It is a constant struggle to bring more women into the Stem (science, technology, engineering and mathematics) subjects and to keep them there, and not just at secondary level. And even when women do engage with these subjects there is a higher attrition rate for women leaving careers coming via Stem than for men.
Fewer women in these subjects within academia produces the follow-on consequence of low percentages of women holding senior posts in higher education. The glass ceiling remains firmly in place and I don't see gangs of people on either side trying to break through it. Or maybe they are and the glass is just too tough, but either way it remains firmly in place.
Many suggest it is a mystery why this gross imbalance exists, why men so outnumber women when it comes to Stem, particularly maths and engineering, but it seems perfectly clear to me. It is the system. It is the way the odds of the game are stacked. It is like the Las Vegas casinos who know they are going to win no matter how many nickels you feed into the slot machines.
Women end up earning less than their partners and so their career somehow becomes less valuable than the man’s and so of lesser importance. Women typically do more of the care-giving at home anyway but the primacy of the man’s job also provides a handy justification for women doing more than their share.

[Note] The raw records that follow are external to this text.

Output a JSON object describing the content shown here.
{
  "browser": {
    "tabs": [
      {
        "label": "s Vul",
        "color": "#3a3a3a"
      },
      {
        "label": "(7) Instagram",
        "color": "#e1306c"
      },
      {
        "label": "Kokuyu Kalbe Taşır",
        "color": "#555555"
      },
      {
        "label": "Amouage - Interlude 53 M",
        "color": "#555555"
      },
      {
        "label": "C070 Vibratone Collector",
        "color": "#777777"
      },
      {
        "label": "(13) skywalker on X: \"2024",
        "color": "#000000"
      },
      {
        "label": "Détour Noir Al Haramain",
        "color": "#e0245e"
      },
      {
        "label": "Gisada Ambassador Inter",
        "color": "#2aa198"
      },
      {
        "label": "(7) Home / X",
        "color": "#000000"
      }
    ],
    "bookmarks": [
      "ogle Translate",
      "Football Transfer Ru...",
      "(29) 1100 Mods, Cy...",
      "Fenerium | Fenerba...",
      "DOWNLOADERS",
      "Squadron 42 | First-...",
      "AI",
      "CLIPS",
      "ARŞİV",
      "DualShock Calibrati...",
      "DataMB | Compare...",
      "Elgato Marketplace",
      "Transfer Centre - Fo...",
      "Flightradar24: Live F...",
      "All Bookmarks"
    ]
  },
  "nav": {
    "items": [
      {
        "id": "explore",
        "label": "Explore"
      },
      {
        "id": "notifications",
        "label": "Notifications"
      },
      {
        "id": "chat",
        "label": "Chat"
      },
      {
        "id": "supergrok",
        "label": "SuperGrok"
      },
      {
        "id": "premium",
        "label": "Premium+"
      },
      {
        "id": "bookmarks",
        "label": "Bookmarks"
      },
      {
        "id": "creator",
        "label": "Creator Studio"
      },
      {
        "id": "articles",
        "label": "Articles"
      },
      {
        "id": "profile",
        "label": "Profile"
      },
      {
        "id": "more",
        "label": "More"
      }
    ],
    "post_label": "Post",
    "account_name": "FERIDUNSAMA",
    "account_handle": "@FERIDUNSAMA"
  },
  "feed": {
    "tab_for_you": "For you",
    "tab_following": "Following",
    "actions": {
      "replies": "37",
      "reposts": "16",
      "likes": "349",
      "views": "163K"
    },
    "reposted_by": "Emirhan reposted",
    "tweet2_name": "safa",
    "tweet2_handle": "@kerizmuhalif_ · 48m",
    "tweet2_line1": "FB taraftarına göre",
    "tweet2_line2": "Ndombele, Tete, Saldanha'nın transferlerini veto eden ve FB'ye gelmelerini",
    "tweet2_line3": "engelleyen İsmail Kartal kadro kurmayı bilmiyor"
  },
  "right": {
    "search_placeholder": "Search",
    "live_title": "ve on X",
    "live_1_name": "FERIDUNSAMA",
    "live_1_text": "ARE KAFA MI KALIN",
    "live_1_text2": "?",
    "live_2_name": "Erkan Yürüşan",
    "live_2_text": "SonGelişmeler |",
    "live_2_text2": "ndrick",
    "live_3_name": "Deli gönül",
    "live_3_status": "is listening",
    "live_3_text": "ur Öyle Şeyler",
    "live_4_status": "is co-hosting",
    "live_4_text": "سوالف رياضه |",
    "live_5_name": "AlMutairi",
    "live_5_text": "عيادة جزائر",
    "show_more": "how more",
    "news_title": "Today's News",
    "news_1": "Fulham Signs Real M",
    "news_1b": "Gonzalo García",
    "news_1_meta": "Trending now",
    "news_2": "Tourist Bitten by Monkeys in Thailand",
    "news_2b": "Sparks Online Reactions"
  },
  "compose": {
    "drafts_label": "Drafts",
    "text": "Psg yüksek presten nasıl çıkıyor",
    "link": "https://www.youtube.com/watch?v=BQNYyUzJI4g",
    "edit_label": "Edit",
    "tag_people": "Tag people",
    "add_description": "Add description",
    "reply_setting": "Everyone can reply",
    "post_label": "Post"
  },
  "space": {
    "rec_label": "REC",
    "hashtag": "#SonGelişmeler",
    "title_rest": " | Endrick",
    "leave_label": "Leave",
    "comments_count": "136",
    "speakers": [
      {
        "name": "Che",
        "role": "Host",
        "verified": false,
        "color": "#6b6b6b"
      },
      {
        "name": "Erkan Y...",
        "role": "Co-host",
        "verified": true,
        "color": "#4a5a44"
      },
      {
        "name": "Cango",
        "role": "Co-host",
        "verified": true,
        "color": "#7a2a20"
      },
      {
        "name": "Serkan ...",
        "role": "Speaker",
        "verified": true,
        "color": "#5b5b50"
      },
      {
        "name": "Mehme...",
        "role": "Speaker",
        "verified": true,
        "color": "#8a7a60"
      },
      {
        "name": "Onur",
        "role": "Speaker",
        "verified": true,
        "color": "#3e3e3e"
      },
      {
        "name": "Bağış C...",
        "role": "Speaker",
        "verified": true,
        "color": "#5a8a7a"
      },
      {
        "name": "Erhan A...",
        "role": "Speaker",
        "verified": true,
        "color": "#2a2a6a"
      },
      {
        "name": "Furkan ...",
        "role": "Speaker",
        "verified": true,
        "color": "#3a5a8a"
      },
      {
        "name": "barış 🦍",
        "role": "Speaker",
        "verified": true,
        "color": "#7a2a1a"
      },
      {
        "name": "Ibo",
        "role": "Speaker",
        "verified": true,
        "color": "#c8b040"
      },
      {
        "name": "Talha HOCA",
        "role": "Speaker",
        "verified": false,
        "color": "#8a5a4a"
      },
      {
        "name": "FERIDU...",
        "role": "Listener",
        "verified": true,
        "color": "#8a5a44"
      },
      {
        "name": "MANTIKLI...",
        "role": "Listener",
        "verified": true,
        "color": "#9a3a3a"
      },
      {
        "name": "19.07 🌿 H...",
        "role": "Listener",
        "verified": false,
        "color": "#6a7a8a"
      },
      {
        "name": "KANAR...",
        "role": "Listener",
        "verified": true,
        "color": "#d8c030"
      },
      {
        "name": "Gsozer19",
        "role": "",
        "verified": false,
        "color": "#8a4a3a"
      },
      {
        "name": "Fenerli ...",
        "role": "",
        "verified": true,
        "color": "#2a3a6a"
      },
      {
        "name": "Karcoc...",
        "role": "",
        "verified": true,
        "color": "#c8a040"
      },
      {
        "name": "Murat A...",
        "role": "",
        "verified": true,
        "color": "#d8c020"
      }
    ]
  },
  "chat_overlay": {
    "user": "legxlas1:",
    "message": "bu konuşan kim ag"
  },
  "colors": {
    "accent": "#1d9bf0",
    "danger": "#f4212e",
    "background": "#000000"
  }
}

The great advocate for women in science, Prof Nancy Hopkins of MIT puts this very neatly when she describes the extra challenges faced by women in Stem. The two main barriers are “unconscious bias” which results in exclusion and undervaluation of women, and greater family obligations, being the one who ends up making sure things don’t fall apart at home.
It is not as though things can’t change in the higher education institutions. Hopkins’ role at MIT since 1995 was to ensure that if there was a glass ceiling it had plenty of Velux windows in it. Only one in 12 faculty members in the MIT science were women when she became the chair of the first committee on women faculty at MIT. Now 20 years on, her vigorous support in achieving parity for women in science is being applied in universities across the US.
But there is something else afoot, it is not just the institutional habits formed over generations in the universities that are making things difficult for women in Stem. Many women don’t seem to remain committed to Stem after graduation.
The UCD Engineering Graduates Association sent out a report last December, Towards Gender Balance in Engineering. Its concerns about balance were based on the "loss to the Irish productive economy resulting from only 10 per cent to 20 per cent of Irish engineers" being women.
This is not a brainpower issue, women are completely capable of getting through the engineering curriculums as pointed out by the report. They found no difference in ability or opportunity. “The key issue appears to be motivation,” they said.
They also found little evidence that home responsibilities were causing more women to leave engineering compared to other professions.
“Yet there is something about the engineering profession which deters women,” they say. The only reason they could find in the literature was a reference to dissatisfaction over pay and promotion opportunities.
Perhaps it is just the nature of the subject. There are more women level 8 CAO applicants than men, yet women make up only about 20 per cent of UCD engineering students. And within Stem, physics, computing, maths and statistics are all dominated by men, the engineers’ report says.
Might this be the reason for the low application rate for a marvellous programme put together and run last year by Science Foundation Ireland? The Advance awards were designed for women in Stem areas who had left academia or industry, the goal being to tempt them back.
It provided funds to begin pursuing a research topic and let them find their feet and part of the award could be used to defray the high cost of child-minding. These awards also supported linkages with industry so the recipient could transit across to the private sector more readily if that was their intention.
This programme had it all for any woman who felt she had spent too long out of the lab and hankered to get back, but for some reason uptake was low. The Foundation was as surprised as anyone and has halted the award scheme until it can study what happened. It was a great idea but obviously its time has not yet come.